Three games into the SPL season, and Aberdeen are still to score. We’re not quite at the Andy Dow stage yet – the man who famously scored the Dons’ first goal of the 1999/2000 season in late September, during their seventh consecutive defeat – but it’s certainly starting to feel like it. Philip Sim reports from Pittodrie.
Despite the continuing abject lack of joy up front, this was actually quite a spirited performance from the men in red. It was a vast improvement not only on last week’s capitulation in Paisley, but also on every encounter with Celtic last season.
We have been assured repeatedly through the close season that Craig Brown was building a team which wouldn’t fall apart when faced by Celtic, who averaged more than five goals a game against the Dons last term. The cumulative score across the season was 21-1.
This should not be the case this year; while Aberdeen may have lost this match, at the very least they went down fighting.
One feature of last season which did crop up was one of Mark McGhee’s constant post-match refrains, of individual errors costing games. Had Ricky Foster not been caught in possession by Kris Commons – the very man Aberdeen captain had succeeded in subduing for the previous 73 minutes – the game seemed destined for a goalless stalemate. The Dons had looked resolute, sitting extremely deep but refusing to be broken down.
Right up to the goal you could almost physically see the confidence of the Aberdeen players grow, as they began to break out of their own half and start to compete at the other end, but they were seriously deflated by the goal.

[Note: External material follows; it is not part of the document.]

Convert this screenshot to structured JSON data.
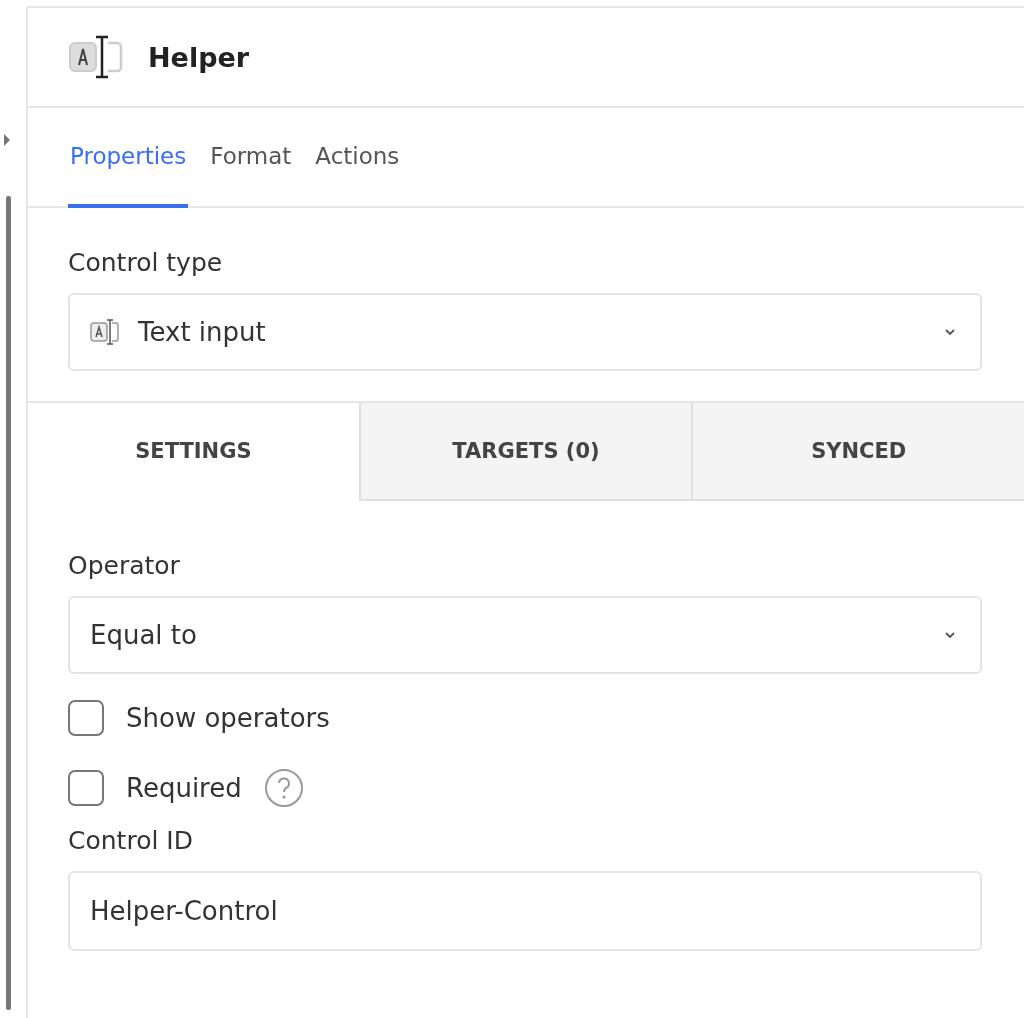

The Dons had been chasing the game so, so hard. Osbourne and Milsom ran their hearts out in the centre of the park, always chasing and harrying, never giving their opponents a quiet moment. Arnason and Considine both looked solid and assured at centre half, and indeed while the stats will show a large number of Celtic attempts on goal, the majority of them were hopeful efforts from distance which rarely troubled Gonzalez.
Once the goal had gone in and the legs had begun to tire, another familiar problem kicked in for the home side. Squad depth.

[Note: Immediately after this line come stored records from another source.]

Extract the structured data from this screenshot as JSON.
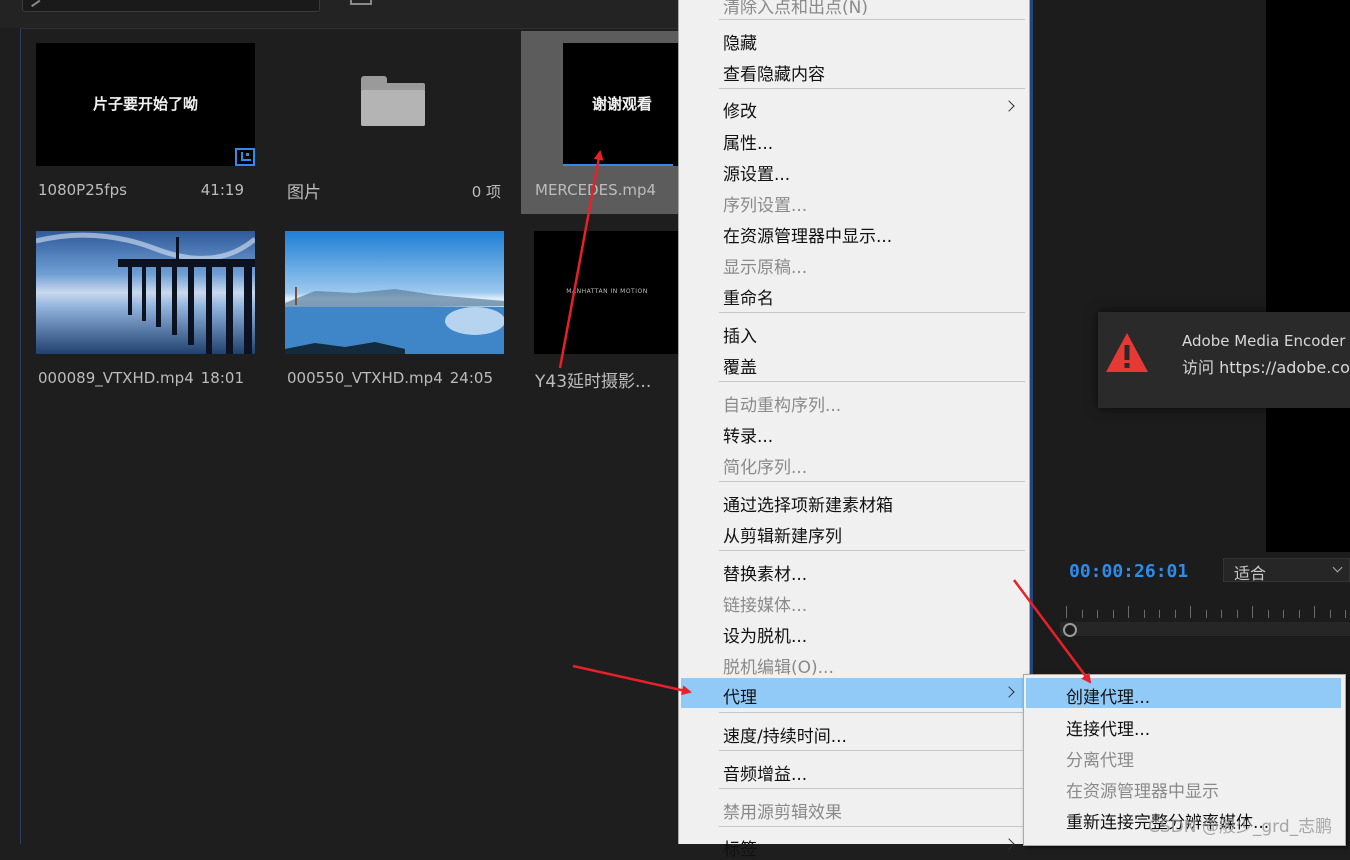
{
  "project_panel": {
    "items": [
      {
        "name": "1080P25fps",
        "meta": "41:19",
        "thumb_text": "片子要开始了呦",
        "type": "sequence"
      },
      {
        "name": "图片",
        "meta": "0 项",
        "type": "bin"
      },
      {
        "name": "MERCEDES.mp4",
        "meta": "",
        "thumb_text": "谢谢观看",
        "type": "clip",
        "selected": true
      },
      {
        "name": "000089_VTXHD.mp4",
        "meta": "18:01",
        "type": "clip",
        "thumb_desc": "pier-at-dusk"
      },
      {
        "name": "000550_VTXHD.mp4",
        "meta": "24:05",
        "type": "clip",
        "thumb_desc": "bay-bridge-aerial"
      },
      {
        "name": "Y43延时摄影...",
        "meta": "",
        "thumb_text": "MANHATTAN IN MOTION",
        "type": "clip"
      }
    ]
  },
  "context_menu": {
    "items": [
      {
        "label": "清除入点和出点(N)",
        "disabled": true
      },
      {
        "label": "隐藏"
      },
      {
        "label": "查看隐藏内容"
      },
      {
        "label": "修改",
        "submenu": true
      },
      {
        "label": "属性..."
      },
      {
        "label": "源设置..."
      },
      {
        "label": "序列设置...",
        "disabled": true
      },
      {
        "label": "在资源管理器中显示..."
      },
      {
        "label": "显示原稿...",
        "disabled": true
      },
      {
        "label": "重命名"
      },
      {
        "label": "插入"
      },
      {
        "label": "覆盖"
      },
      {
        "label": "自动重构序列...",
        "disabled": true
      },
      {
        "label": "转录..."
      },
      {
        "label": "简化序列...",
        "disabled": true
      },
      {
        "label": "通过选择项新建素材箱"
      },
      {
        "label": "从剪辑新建序列"
      },
      {
        "label": "替换素材..."
      },
      {
        "label": "链接媒体...",
        "disabled": true
      },
      {
        "label": "设为脱机..."
      },
      {
        "label": "脱机编辑(O)...",
        "disabled": true
      },
      {
        "label": "代理",
        "submenu": true,
        "highlighted": true
      },
      {
        "label": "速度/持续时间..."
      },
      {
        "label": "音频增益..."
      },
      {
        "label": "禁用源剪辑效果",
        "disabled": true
      },
      {
        "label": "标签",
        "submenu": true
      }
    ]
  },
  "proxy_submenu": {
    "items": [
      {
        "label": "创建代理...",
        "highlighted": true
      },
      {
        "label": "连接代理..."
      },
      {
        "label": "分离代理",
        "disabled": true
      },
      {
        "label": "在资源管理器中显示",
        "disabled": true
      },
      {
        "label": "重新连接完整分辨率媒体..."
      }
    ]
  },
  "program_monitor": {
    "timecode": "00:00:26:01",
    "fit_label": "适合"
  },
  "notification": {
    "title": "Adobe Media Encoder",
    "body": "访问 https://adobe.co",
    "icon": "warning-triangle-icon",
    "icon_color": "#e53935"
  },
  "watermark": "CSDN @般少_grd_志鹏",
  "colors": {
    "accent_blue": "#2d8ceb",
    "menu_highlight": "#91c9f7",
    "annotation_red": "#e8202a"
  }
}
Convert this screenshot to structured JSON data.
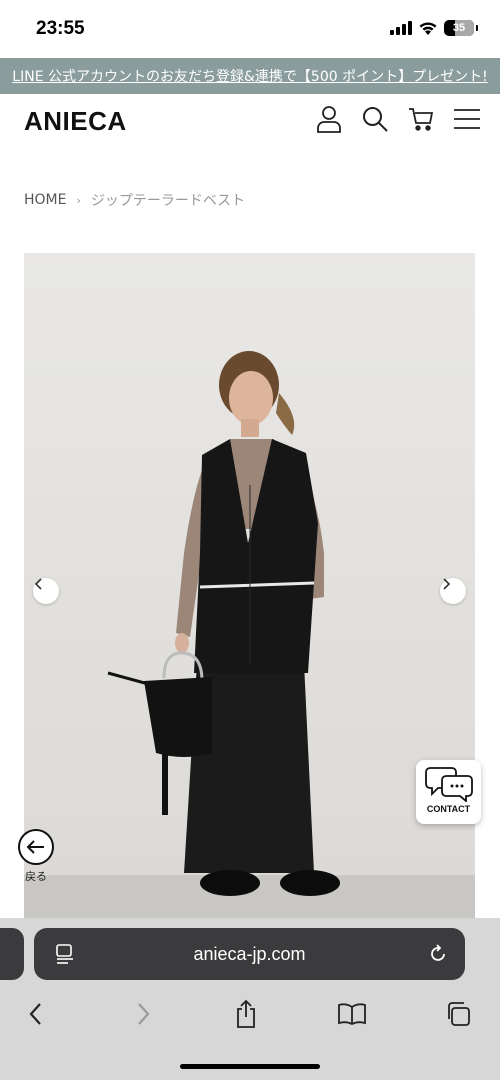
{
  "status_bar": {
    "time": "23:55",
    "battery_level": "35"
  },
  "promo_banner": {
    "text": "LINE 公式アカウントのお友だち登録&連携で【500 ポイント】プレゼント!"
  },
  "header": {
    "brand": "ANIECA",
    "icons": [
      "account-icon",
      "search-icon",
      "cart-icon",
      "menu-icon"
    ]
  },
  "breadcrumb": {
    "home": "HOME",
    "separator": "›",
    "current": "ジップテーラードベスト"
  },
  "product": {
    "image_alt": "ジップテーラードベスト model photo",
    "carousel_prev": "‹",
    "carousel_next": "›"
  },
  "contact": {
    "label": "CONTACT"
  },
  "back": {
    "label": "戻る"
  },
  "browser": {
    "url": "anieca-jp.com"
  },
  "colors": {
    "banner": "#8a9c9c",
    "browser_bar": "#3b3b3d",
    "browser_bg": "#d7d7d7"
  }
}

Once again the bench was staffed entirely with inexperienced youngsters, offering little chance for Brown to change the game with a substitution. Meanwhile, almost a full bench of first-teamers was sat at the back of the main stand in Langfield, Clark, Folly, Fyvie, Jack and Mawene, and while their return can’t come quick enough, Craig Brown still needs to sign a creative attacker. Someone who can change games.
Peter Pawlett had his moments once again and is undoubtedly a huge talent

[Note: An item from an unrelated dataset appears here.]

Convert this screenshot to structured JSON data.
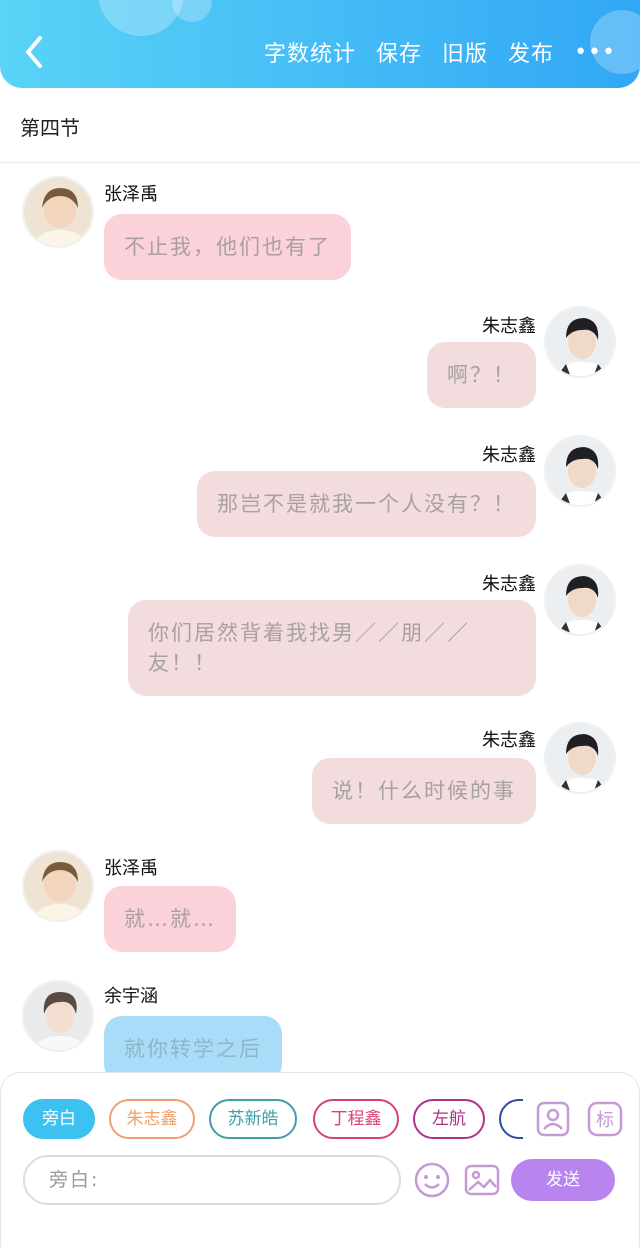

While industry was no problem for the Dons attack, with Mackie, Magennis and Pawlett running themselves into the ground, it still seems to lack a cutting edge. Scott Vernon proved himself to be a good finisher last season, but all too often here he was left in a fruitless aerial battle against Celtic’s mastodonic captain for the day, Majstorovic.
Whenever he tried to bring the ball down and hold it up, he found himself besieged by hooped jerseys, and ultimately Aberdeen had no release point.
Vernon is at his best when he’s playing facing the opposition goal, alongside an energetic, creative player who can make chances for both of them. He needs service, but it’s hard to see where that is going to come from in the current Aberdeen team. Peter Pawlett had his moments once again and is undoubtedly a huge talent, but the entire burden cannot be laid at his door – the youngster spent most of last season sidelined with injury, and can’t be expected to carry the team just yet.
Craig Brown’s most likely avenue of recruitment is to snap up loan players who don’t make the cut for English Premiership squads, but those squads won’t be decided until the end of the month. Can Aberdeen afford to write off the rest of the month without a real goal-scoring threat, trusting that the rest of the pack won’t build up an insurmountable a points tally?
The last word on the latest in what is becoming a long line of defeats actually against Celtic roughly mirrors the outlook from the opening match against St Johnstone – quite a solid, spirited performance, but disappointed not to have taken more from the game. Once again, against the context of last season’s horrors, it’s a recipe for cautious optimism.